With last week’s inauguration of the 46th American President, this dark winter was brightened by a sense of possibility and relief. With tremendous hope, we embrace this new energy from Washington, D.C., where we see partners supporting youth to recover from one of the hardest years in U.S. memory.
Nowhere was this new spirit more evident than in 22-year-old Los Angelean and first National Youth Poet Laureate Amanda Gorman, whose inaugural verse dared us to remember that change can be the birthright of every child.
As we look to recover on so many fronts – from the multiple and compounding losses of COVID-19, from raw displays of racial injustice and from a violent attack on our democracy – we are lifted by the dedication of partners whose work we have been proud to support across the state.
In Los Angeles, and with the support of the Dwight Stuart Youth Fund, these partners include WriteGirl, Get Lit-Words Ignite and the New Roads School where Ms. Gorman and many other young artists have found room to develop their creativity and learned to use their voice powerfully to support social change.
Across the state, Stuart Foundation’s partners are forging ahead, engaging youth, educators, system leaders and families, tackling the urgency of the moment on multiple fronts and reimagining what a vibrant and equitable public education system could be. In a recent piece in The New York Times, Foundation grantee Jal Mehta captured the task at hand: “We often are in such a rush in school — from one class to the next, from one topic to another — that we don’t remember that the fundamental job is to partner with families to raise successful human beings. The pandemic is helping many of us to think about our students in a fuller and more holistic way; we should remember that when the crisis ends.”
Our shared larger vision is for education ecosystems in which all children and young adults have access to inclusive, equity-minded schools and other spaces that allow them to find their voice, develop their gifts and take flight. Such opportunities must come not by happenstance, but by an intentional design toward equity. As Ms. Gorman proclaimed, “the dawn is ours.” We see opportunities to move toward equity by design especially with the diversity of voices and leaders answering the call to public service.
California holds important seats at the table in this new era, from a multi-barrier-breaking Vice President, the Speaker of the House and the HHS Secretary to the leader of the Education transition team and the San Diego Unified School District’s Superintendent in a critically important role at the U.S. Department of Education. These Californians know what we know: That our children’s diversity is their strength, and that their education and development has been, inequitably, derailed by this pandemic. Our collective responsibility now is to help them reroute, reconnect and rebound.
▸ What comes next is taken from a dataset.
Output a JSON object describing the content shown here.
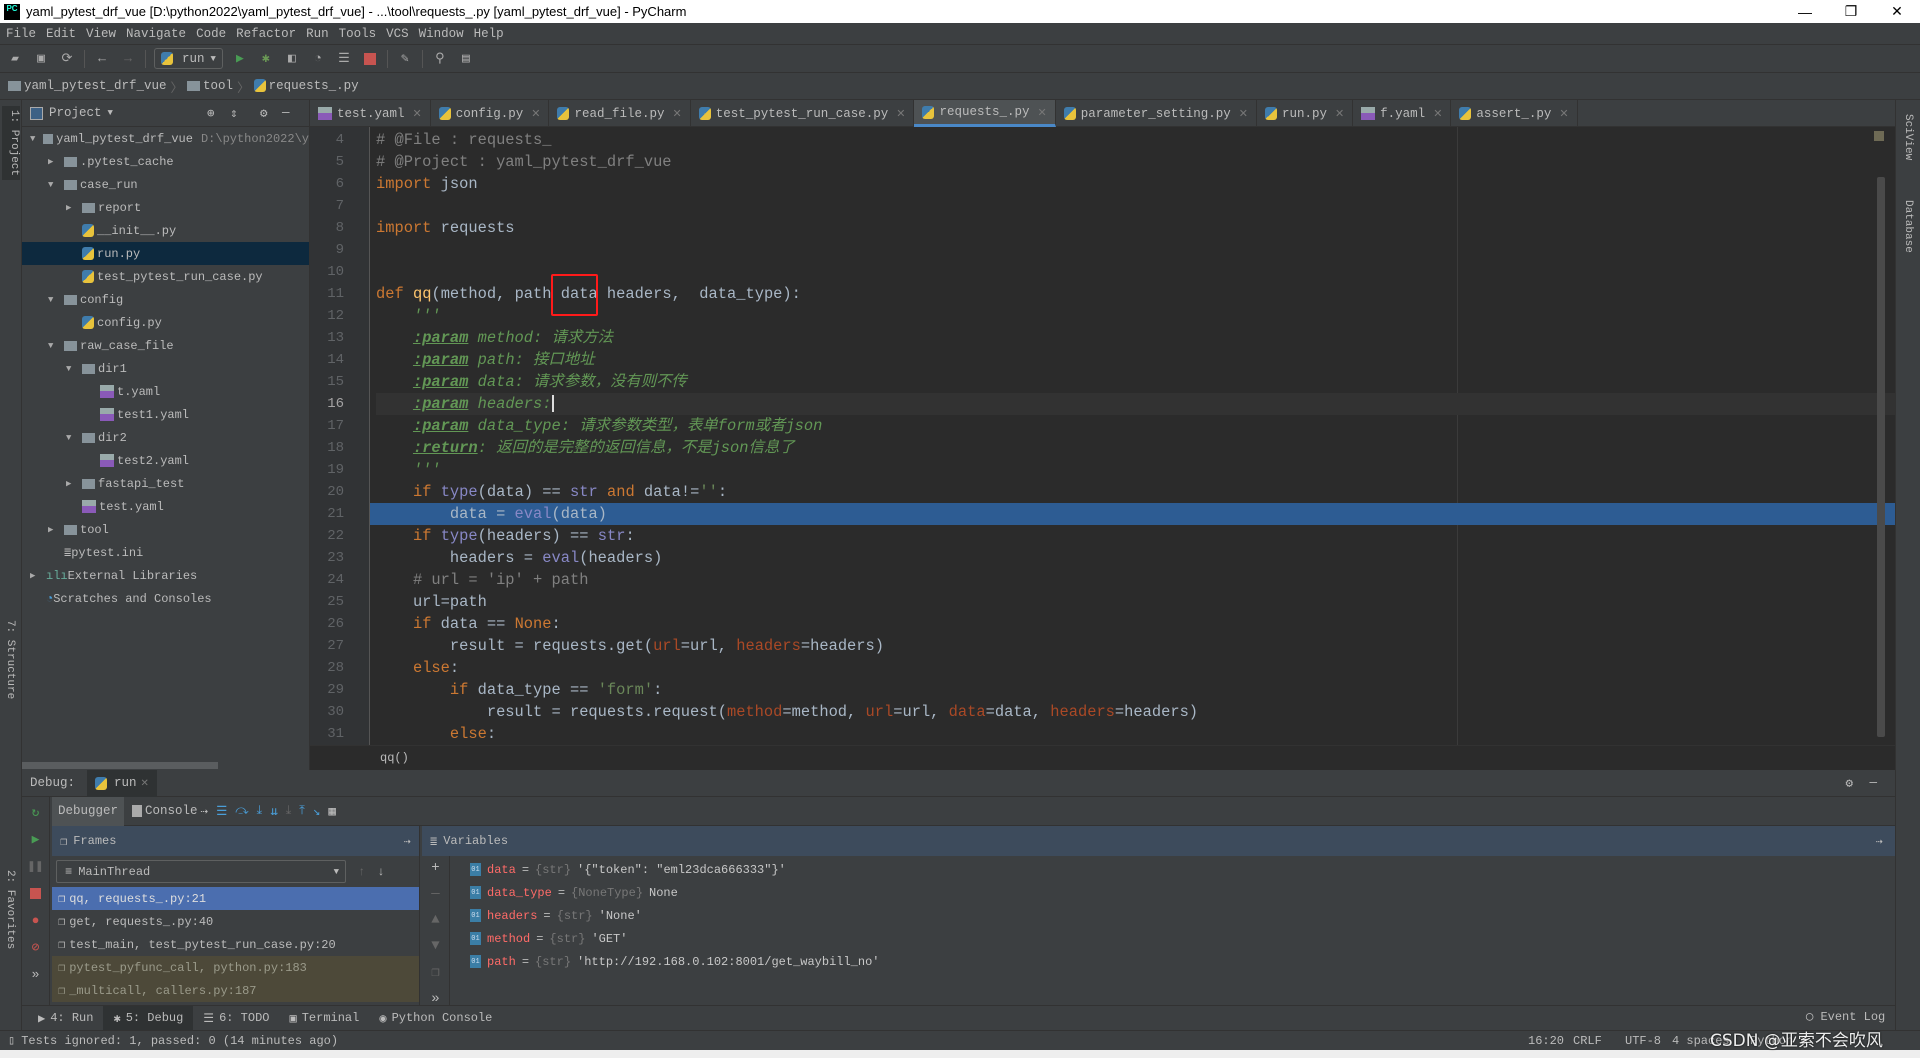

In this new year, “The Hill We Climb” will echo in our ears. We take to heart the poet’s charge to “raise this wounded world into a wondrous one.” At both the Stuart Foundation and the Dwight Stuart Youth Fund, we will carry it forward as a mantra.
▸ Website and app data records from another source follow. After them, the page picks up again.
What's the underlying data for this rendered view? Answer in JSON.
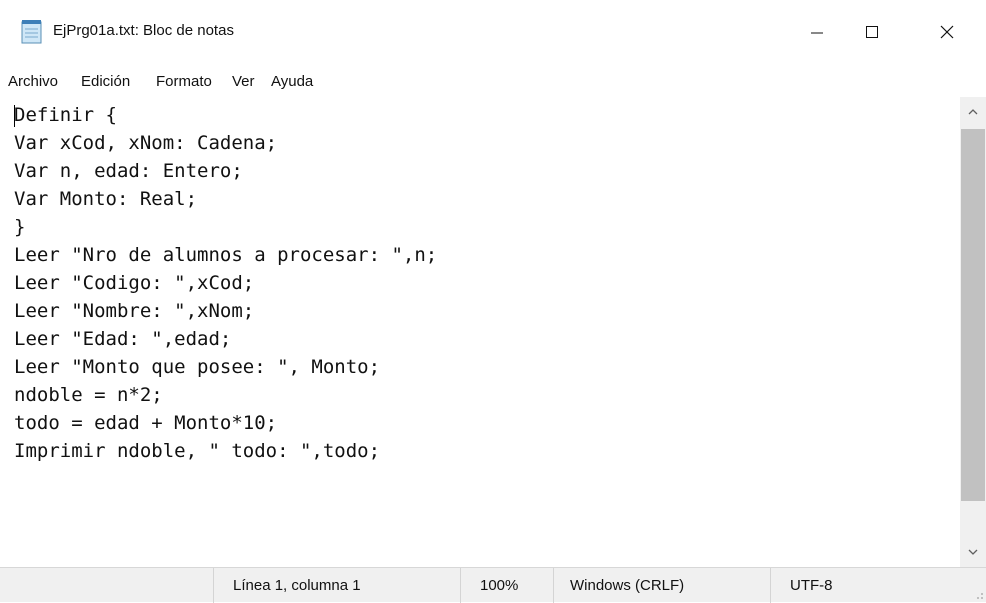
{
  "window": {
    "title": "EjPrg01a.txt: Bloc de notas",
    "app_icon": "notepad-icon",
    "controls": [
      "minimize-icon",
      "maximize-icon",
      "close-icon"
    ]
  },
  "menu": {
    "items": [
      "Archivo",
      "Edición",
      "Formato",
      "Ver",
      "Ayuda"
    ]
  },
  "editor": {
    "lines": [
      "Definir {",
      "Var xCod, xNom: Cadena;",
      "Var n, edad: Entero;",
      "Var Monto: Real;",
      "}",
      "Leer \"Nro de alumnos a procesar: \",n;",
      "Leer \"Codigo: \",xCod;",
      "Leer \"Nombre: \",xNom;",
      "Leer \"Edad: \",edad;",
      "Leer \"Monto que posee: \", Monto;",
      "ndoble = n*2;",
      "todo = edad + Monto*10;",
      "Imprimir ndoble, \" todo: \",todo;"
    ]
  },
  "statusbar": {
    "position": "Línea 1, columna 1",
    "zoom": "100%",
    "line_ending": "Windows (CRLF)",
    "encoding": "UTF-8"
  }
}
In solidarity and partnership,
President, Stuart Foundation
Director, Dwight Stuart Youth Fund
The Stuart Foundation (California and Washington State) and the Dwight Stuart Youth Fund (Los Angeles) are sister foundations that collaborate and share the goals of improving life outcomes for young people through education and enrichment, with a focus on children furthest from opportunity.